Marion3994112
Macoupin384994
Franklin384769
Randolph371568
Livingston364766
Monroe358770
Stephenson353274
Jefferson3435104
Morgan325989
Woodford320266
Logan309456
Montgomery305342
Lee304872
Bureau300484
Christian298673
Fayette291153
Perry267060
Iroquois259756
Fulton256949
Jersey222556
Lawrence217630
McDonough215051
Saline203053
Douglas199533
Union199332
Shelby197035
Crawford176134
Cass175131
Bond173824
Warren158644
Pike154346
Richland153644
Wayne152043
Hancock148634
Jo Daviess148524
Clark147730
Washington145225
Edgar144353
Carroll142633
Ford139049
Moultrie137428
White133430
Clay131240
Greene125742
Johnson121115
Wabash117914
Piatt117416
Mercer117229
Mason116640
De Witt114727
Cumberland108527
Jasper104015
Massac101831
Menard88010
Hamilton71717
Marshall67013
Schuyler62416
Pulaski6133
Brown61011
Stark49320
Edwards4629
Henderson45316
Calhoun4404
Alexander3897
Gallatin3884
Scott3851
Putnam3462
Hardin3038
Pope2472
Unassigned1050
Out of IL320
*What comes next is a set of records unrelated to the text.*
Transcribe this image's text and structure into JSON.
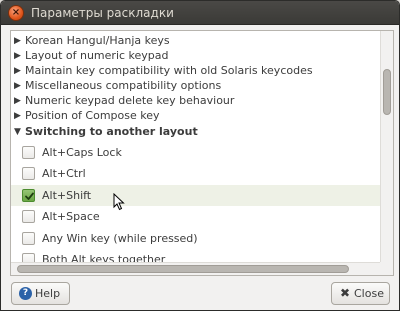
{
  "window": {
    "title": "Параметры раскладки",
    "close_icon": "close-icon"
  },
  "tree": {
    "groups": [
      {
        "label": "Korean Hangul/Hanja keys",
        "expanded": false
      },
      {
        "label": "Layout of numeric keypad",
        "expanded": false
      },
      {
        "label": "Maintain key compatibility with old Solaris keycodes",
        "expanded": false
      },
      {
        "label": "Miscellaneous compatibility options",
        "expanded": false
      },
      {
        "label": "Numeric keypad delete key behaviour",
        "expanded": false
      },
      {
        "label": "Position of Compose key",
        "expanded": false
      },
      {
        "label": "Switching to another layout",
        "expanded": true
      }
    ],
    "options": [
      {
        "label": "Alt+Caps Lock",
        "checked": false
      },
      {
        "label": "Alt+Ctrl",
        "checked": false
      },
      {
        "label": "Alt+Shift",
        "checked": true
      },
      {
        "label": "Alt+Space",
        "checked": false
      },
      {
        "label": "Any Win key (while pressed)",
        "checked": false
      },
      {
        "label": "Both Alt keys together",
        "checked": false
      }
    ]
  },
  "buttons": {
    "help_label": "Help",
    "close_label": "Close"
  },
  "colors": {
    "accent_check": "#6aa644",
    "highlight_row": "#eef1e6",
    "titlebar": "#3b3a37"
  }
}
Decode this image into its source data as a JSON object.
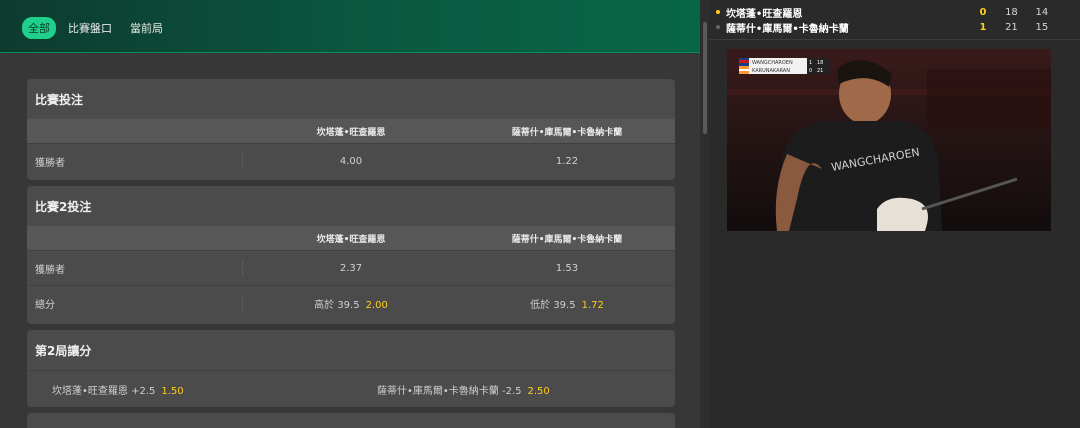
{
  "tabs": [
    {
      "label": "全部",
      "active": true
    },
    {
      "label": "比賽盤口",
      "active": false
    },
    {
      "label": "當前局",
      "active": false
    }
  ],
  "match_bet": {
    "title": "比賽投注",
    "player1": "坎塔蓬•旺查羅恩",
    "player2": "薩蒂什•庫馬爾•卡魯納卡蘭",
    "rows": [
      {
        "label": "獲勝者",
        "odd1": "4.00",
        "odd2": "1.22"
      }
    ]
  },
  "game2_bet": {
    "title": "比賽2投注",
    "player1": "坎塔蓬•旺查羅恩",
    "player2": "薩蒂什•庫馬爾•卡魯納卡蘭",
    "winner": {
      "label": "獲勝者",
      "odd1": "2.37",
      "odd2": "1.53"
    },
    "total": {
      "label": "總分",
      "over_label": "高於 39.5",
      "over_odd": "2.00",
      "under_label": "低於 39.5",
      "under_odd": "1.72"
    }
  },
  "handicap": {
    "title": "第2局讓分",
    "left_label": "坎塔蓬•旺查羅恩 +2.5",
    "left_odd": "1.50",
    "right_label": "薩蒂什•庫馬爾•卡魯納卡蘭 -2.5",
    "right_odd": "2.50"
  },
  "scoreboard": [
    {
      "name": "坎塔蓬•旺查羅恩",
      "sets": "0",
      "g1": "18",
      "g2": "14",
      "serving": true
    },
    {
      "name": "薩蒂什•庫馬爾•卡魯納卡蘭",
      "sets": "1",
      "g1": "21",
      "g2": "15",
      "serving": false
    }
  ],
  "video_overlay": {
    "p1": "WANGCHAROEN",
    "p1_sets": "1",
    "p1_pts": "18",
    "p2": "KARUNAKARAN",
    "p2_sets": "0",
    "p2_pts": "21"
  },
  "colors": {
    "accent": "#1fd08c",
    "odds": "#ffcd1a",
    "header_green": "#0a5b41"
  }
}
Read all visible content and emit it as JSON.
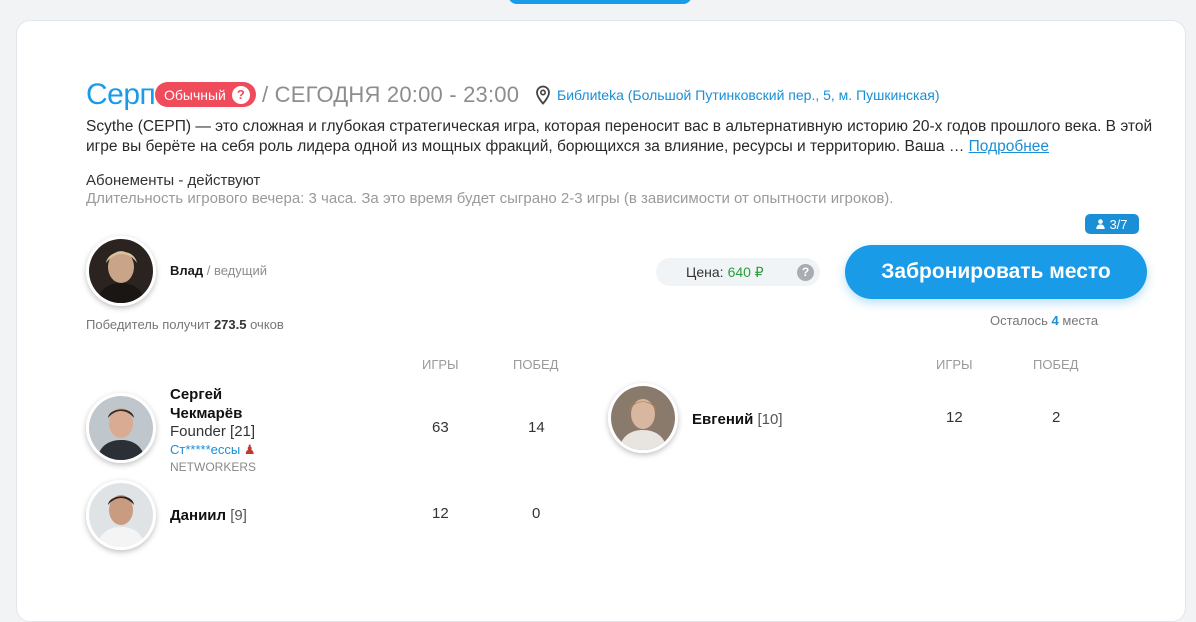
{
  "event": {
    "title": "Серп",
    "type_badge": "Обычный",
    "datetime": "/ СЕГОДНЯ 20:00 - 23:00",
    "location": "Библиtеka (Большой Путинковский пер., 5, м. Пушкинская)",
    "description": "Scythe (СЕРП) — это сложная и глубокая стратегическая игра, которая переносит вас в альтернативную историю 20-х годов прошлого века. В этой игре вы берёте на себя роль лидера одной из мощных фракций, борющихся за влияние, ресурсы и территорию. Ваша …",
    "more_link": "Подробнее",
    "subscriptions": "Абонементы - действуют",
    "duration": "Длительность игрового вечера: 3 часа. За это время будет сыграно 2-3 игры (в зависимости от опытности игроков).",
    "player_count": "3/7"
  },
  "host": {
    "name": "Влад",
    "role": " / ведущий"
  },
  "price": {
    "label": "Цена:",
    "value": "640 ₽"
  },
  "book_button": "Забронировать место",
  "winner": {
    "prefix": "Победитель получит",
    "points": "273.5",
    "suffix": "очков"
  },
  "remaining": {
    "prefix": "Осталось",
    "count": "4",
    "suffix": "места"
  },
  "columns": {
    "games": "ИГРЫ",
    "wins": "ПОБЕД"
  },
  "players": [
    {
      "name_line1": "Сергей",
      "name_line2": "Чекмарёв",
      "role": "Founder [21]",
      "link": "Ст*****ессы",
      "team": "NETWORKERS",
      "games": "63",
      "wins": "14"
    },
    {
      "name": "Даниил",
      "rank": "[9]",
      "games": "12",
      "wins": "0"
    },
    {
      "name": "Евгений",
      "rank": "[10]",
      "games": "12",
      "wins": "2"
    }
  ],
  "colors": {
    "accent": "#1a9be8",
    "badge_red": "#f04b5b",
    "price_green": "#2c9e3e"
  }
}
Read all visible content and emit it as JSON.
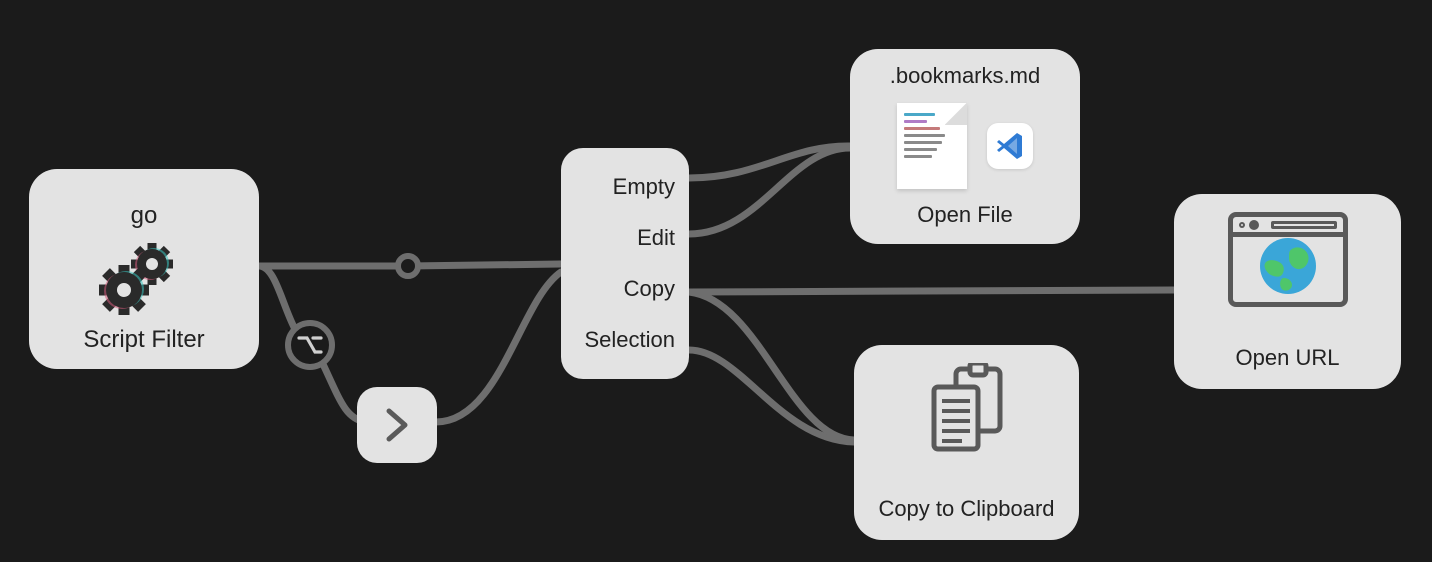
{
  "nodes": {
    "script_filter": {
      "keyword": "go",
      "label": "Script Filter"
    },
    "modifier": {
      "symbol": "⌥"
    },
    "conditional": {
      "options": [
        "Empty",
        "Edit",
        "Copy",
        "Selection"
      ]
    },
    "open_file": {
      "title": ".bookmarks.md",
      "label": "Open File"
    },
    "clipboard": {
      "label": "Copy to Clipboard"
    },
    "open_url": {
      "label": "Open URL"
    }
  }
}
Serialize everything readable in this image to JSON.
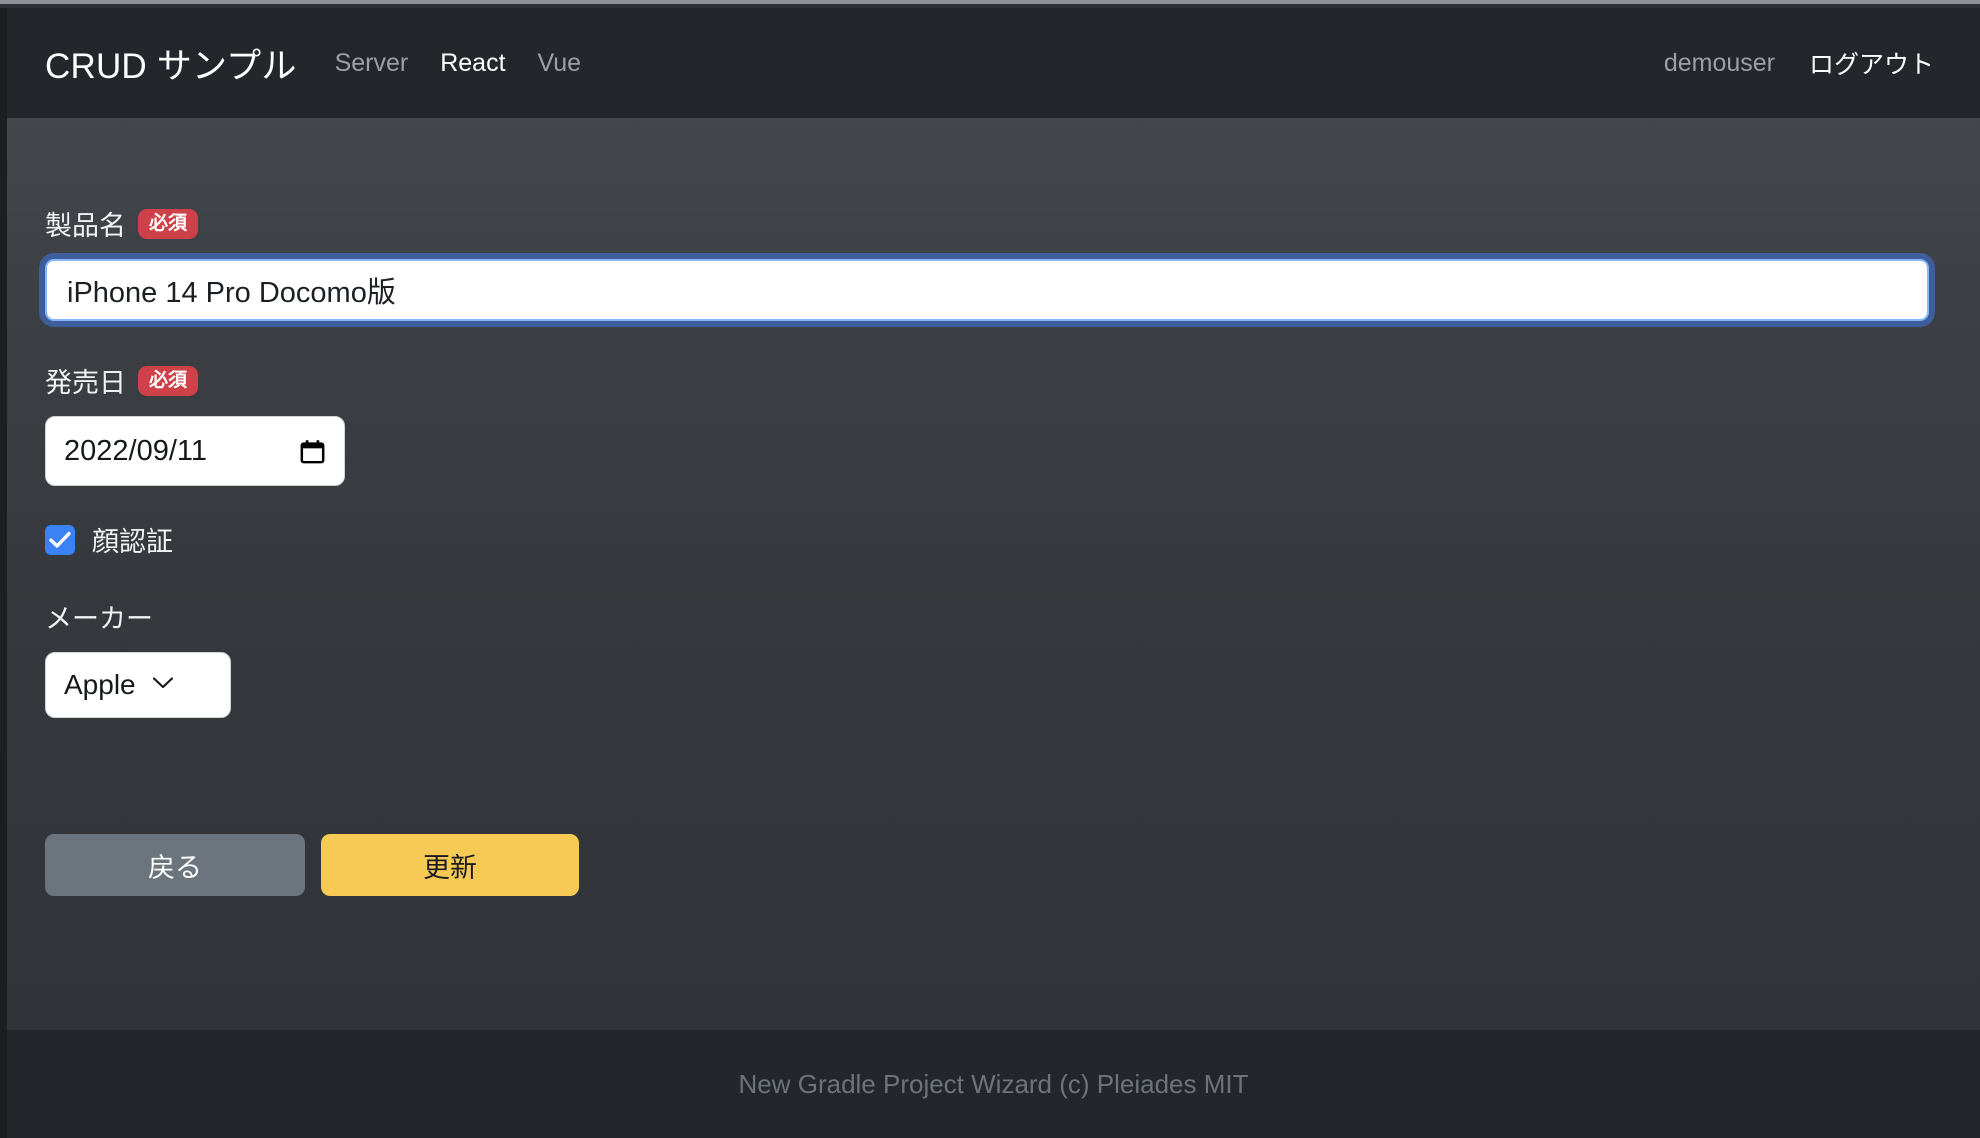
{
  "navbar": {
    "brand": "CRUD サンプル",
    "links": [
      {
        "label": "Server",
        "active": false
      },
      {
        "label": "React",
        "active": true
      },
      {
        "label": "Vue",
        "active": false
      }
    ],
    "user": "demouser",
    "logout": "ログアウト"
  },
  "form": {
    "product_name": {
      "label": "製品名",
      "required_badge": "必須",
      "value": "iPhone 14 Pro Docomo版",
      "placeholder": ""
    },
    "release_date": {
      "label": "発売日",
      "required_badge": "必須",
      "value": "2022/09/11",
      "icon": "calendar-icon"
    },
    "face_auth": {
      "label": "顔認証",
      "checked": true,
      "icon": "check-icon"
    },
    "maker": {
      "label": "メーカー",
      "value": "Apple",
      "options": [
        "Apple"
      ],
      "icon": "chevron-down-icon"
    },
    "buttons": {
      "back": "戻る",
      "update": "更新"
    }
  },
  "footer": {
    "text": "New Gradle Project Wizard (c) Pleiades MIT"
  },
  "colors": {
    "navbar_bg": "#23272b",
    "body_bg": "#3c4044",
    "footer_bg": "#23272b",
    "required_badge": "#cf4148",
    "checkbox_checked": "#3b82f6",
    "focus_ring": "#86b7fe",
    "btn_back": "#6c757d",
    "btn_update": "#f7ca55",
    "muted_text": "#9ba0a5"
  }
}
Indiana Coronavirus Cases

(Widget updates once daily at 8 p.m. ET)

Cases: 595436

Reported Deaths: 9466
CountyCasesDeaths
Marion822851311
Lake44626670
Allen32165543
Hamilton28684308
St. Joseph26917378
Elkhart24173343
Vanderburgh18856236
Tippecanoe17638125
Johnson14687289
Porter14513163
Hendricks14010242
Madison10715216
Vigo10540177
Clark10349135
Monroe9189108
Delaware8956134
LaPorte8867158
Howard7982140
Kosciusko791380
Warrick652994
Hancock646999
Bartholomew631096
Floyd6205107
Wayne5984159
Grant5874110
Dubois547175
Boone538867
Morgan524192
Henry497764
Marshall495384
Cass475362
Dearborn464545
Noble463157
Jackson417846
Shelby405680
Lawrence383876
Clinton367840
Gibson360058
DeKalb339163
Montgomery338152
Harrison333643
Knox329839
Miami312743
Steuben309343
Adams297435
Whitley297225
Wabash294947
Ripley294345
Putnam288047
Jasper285234
Huntington284959
White269138
Daviess263073
Jefferson253838
Decatur243482
Fayette242948
Greene237062
Posey234427
Wells231347
LaGrange225061
Clay219032
Scott218538
Randolph209845
Jennings193935
Sullivan189632
Spencer184319
Fountain180527
Washington179321
Starke172743
Jay163922
Fulton161130
Owen161137
Carroll153915
Orange152933
Rush151618
Perry149327
Vermillion145833
Franklin144433
Tipton129232
Parke12918
Pike114326
Blackford109222
Pulaski95337
Newton89821
Brown85931
Benton85310
Crawford7719
Martin70713
Warren6637
Switzerland6235
Union6146
Ohio4727
Unassigned0374